While significant progress has been made in the field of cell therapy to treat hematological malignancies, substantial hurdles remain with regard to the provision of widespread and affordable access to these treatments and achieving efficacy in patients with solid tumors.
There are currently 6 FDA-approved chimeric antigen receptor (CAR)-T therapies. These have demonstrated striking efficacy in sensitive individuals across several hematological malignancies. But 90% of cancers are solid tumors, and these continue to remain a significant challenge for cell therapy.
One reason for this is that CAR-T therapies can only target antigens expressed at the tumor cell surface, representing just 10% of the proteome. T-cell receptors (TCRs), on the other hand, are able to access antigens derived from the entire tumor cell proteome by targeting intracellularly processed and subsequently externalized peptides presented in the context of major histocompatibility antigen class 1 (MHC class 1). There are several examples of T-cell therapies engineered to express tumor antigen-specific TCRs (TCR-Ts) that have shown clinical efficacy in solid tumors. The first of these is expected to achieve regulatory approval in the next year or so.
One disadvantage of currently approved CAR-T therapies and potentially soon-to-be-approved TCR-T therapy is that they are autologous, being manufactured from an individual patient’s cells. This results in a manufacturing delay – during which time the patient’s disease may progress – as well as potential manufacturing failure, high cost of goods, a limited ability to safely and efficiently introduce cellular edits, and product heterogeneity, as each manufacturing run is derived from an individual patient.
Natural killer (NK) cell therapy is an emerging therapeutic modality that has demonstrated efficacy, and a safety profile that may be more favorable than that of T-cell therapies.
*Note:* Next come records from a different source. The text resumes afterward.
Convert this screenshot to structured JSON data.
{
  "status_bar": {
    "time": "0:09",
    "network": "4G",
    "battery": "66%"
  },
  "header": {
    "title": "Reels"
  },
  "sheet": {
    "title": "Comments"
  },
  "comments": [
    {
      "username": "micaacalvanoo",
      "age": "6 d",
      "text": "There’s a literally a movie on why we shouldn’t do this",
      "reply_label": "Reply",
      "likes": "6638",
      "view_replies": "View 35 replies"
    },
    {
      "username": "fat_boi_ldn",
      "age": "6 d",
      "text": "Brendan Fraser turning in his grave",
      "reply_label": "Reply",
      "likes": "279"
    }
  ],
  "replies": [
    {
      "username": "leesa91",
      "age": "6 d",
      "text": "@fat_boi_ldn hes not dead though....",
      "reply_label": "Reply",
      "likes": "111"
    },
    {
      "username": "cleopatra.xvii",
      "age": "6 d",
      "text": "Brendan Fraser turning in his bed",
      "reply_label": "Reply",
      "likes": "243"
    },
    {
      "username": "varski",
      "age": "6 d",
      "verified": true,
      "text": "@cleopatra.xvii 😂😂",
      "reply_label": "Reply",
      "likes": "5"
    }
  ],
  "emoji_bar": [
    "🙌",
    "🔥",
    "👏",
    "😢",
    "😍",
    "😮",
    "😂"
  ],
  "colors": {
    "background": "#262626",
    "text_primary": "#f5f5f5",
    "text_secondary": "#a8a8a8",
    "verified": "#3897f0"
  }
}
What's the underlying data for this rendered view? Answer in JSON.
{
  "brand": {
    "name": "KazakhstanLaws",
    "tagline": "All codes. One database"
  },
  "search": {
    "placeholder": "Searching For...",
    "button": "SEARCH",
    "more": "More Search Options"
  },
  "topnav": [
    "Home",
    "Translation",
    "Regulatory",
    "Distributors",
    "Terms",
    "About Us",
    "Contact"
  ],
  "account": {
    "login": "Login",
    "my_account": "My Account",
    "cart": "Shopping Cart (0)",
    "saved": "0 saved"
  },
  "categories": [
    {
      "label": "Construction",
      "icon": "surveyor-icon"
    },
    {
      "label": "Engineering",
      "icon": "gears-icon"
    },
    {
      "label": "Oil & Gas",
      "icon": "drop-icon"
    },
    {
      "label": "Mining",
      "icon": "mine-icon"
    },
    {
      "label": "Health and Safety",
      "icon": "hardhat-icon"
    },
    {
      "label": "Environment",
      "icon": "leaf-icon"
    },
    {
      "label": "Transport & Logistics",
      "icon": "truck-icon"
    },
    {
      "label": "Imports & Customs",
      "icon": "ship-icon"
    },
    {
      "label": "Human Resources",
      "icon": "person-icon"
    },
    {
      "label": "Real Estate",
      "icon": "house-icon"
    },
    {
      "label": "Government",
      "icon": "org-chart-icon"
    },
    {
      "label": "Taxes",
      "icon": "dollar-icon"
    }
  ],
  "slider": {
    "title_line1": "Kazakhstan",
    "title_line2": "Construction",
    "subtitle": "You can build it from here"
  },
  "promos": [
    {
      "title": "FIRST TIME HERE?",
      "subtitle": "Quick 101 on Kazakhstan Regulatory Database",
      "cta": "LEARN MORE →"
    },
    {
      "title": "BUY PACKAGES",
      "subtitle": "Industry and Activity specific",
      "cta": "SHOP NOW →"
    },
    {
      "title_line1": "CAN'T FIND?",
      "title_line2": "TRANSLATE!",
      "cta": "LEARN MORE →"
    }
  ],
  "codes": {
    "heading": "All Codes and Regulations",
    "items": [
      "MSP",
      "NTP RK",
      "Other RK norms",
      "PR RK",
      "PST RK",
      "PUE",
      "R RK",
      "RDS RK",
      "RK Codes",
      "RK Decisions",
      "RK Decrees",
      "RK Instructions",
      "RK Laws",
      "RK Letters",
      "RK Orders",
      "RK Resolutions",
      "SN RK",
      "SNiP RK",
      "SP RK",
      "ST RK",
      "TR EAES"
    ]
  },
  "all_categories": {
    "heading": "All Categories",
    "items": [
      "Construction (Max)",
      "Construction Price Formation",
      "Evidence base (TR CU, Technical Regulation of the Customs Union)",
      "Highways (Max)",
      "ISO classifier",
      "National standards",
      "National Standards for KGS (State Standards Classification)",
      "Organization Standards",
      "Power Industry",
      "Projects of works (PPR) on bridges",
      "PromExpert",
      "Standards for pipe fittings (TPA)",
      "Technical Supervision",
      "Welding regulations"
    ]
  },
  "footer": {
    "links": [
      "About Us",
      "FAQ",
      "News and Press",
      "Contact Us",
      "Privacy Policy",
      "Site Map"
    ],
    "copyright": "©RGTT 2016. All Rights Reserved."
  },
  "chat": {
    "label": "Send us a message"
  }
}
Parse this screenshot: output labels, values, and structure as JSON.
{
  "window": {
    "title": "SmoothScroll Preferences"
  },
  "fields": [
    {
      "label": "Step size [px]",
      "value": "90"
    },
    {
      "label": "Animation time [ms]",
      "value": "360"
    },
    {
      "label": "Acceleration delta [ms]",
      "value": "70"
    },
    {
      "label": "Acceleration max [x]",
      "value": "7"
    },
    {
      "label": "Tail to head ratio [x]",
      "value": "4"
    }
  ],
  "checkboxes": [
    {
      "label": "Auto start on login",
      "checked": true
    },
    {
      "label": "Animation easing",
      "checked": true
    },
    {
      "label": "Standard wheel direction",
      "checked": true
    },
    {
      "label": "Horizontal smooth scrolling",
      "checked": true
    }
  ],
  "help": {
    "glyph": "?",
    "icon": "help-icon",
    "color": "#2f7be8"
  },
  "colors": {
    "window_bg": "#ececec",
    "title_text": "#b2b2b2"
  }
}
One advantage of NK cells is that they can be administered allogeneically (from a donor who is not the patient) and without the need for gene editing, as they do not express an endogenous TCR and consequently have no risk of graft-versus-host disease (GvHD) – a significant potential issue for allogeneic T cell therapies. This means that they can be manufactured from healthy donor cells to produce potentially hundreds of clinical doses from a single manufacturing run. This substantially lowers the cost of goods and allows for a more homogeneous product.
Replay has partnered with The University of Texas MD Anderson Cancer Center to incorporate Syena, a pioneering TCR-NK cell therapy product company. Led by Katy Rezvani, MD, PhD, the Company is initiating first-in-human TCR-NK cell clinical studies in sarcoma and myeloma that combine the advantages of TCRs with those of NK cells. These first-in-class engineered TCR-NK cell therapies have significant potential to address patients with high unmet medical needs in a safe, effective, scalable, and cost-effective manner.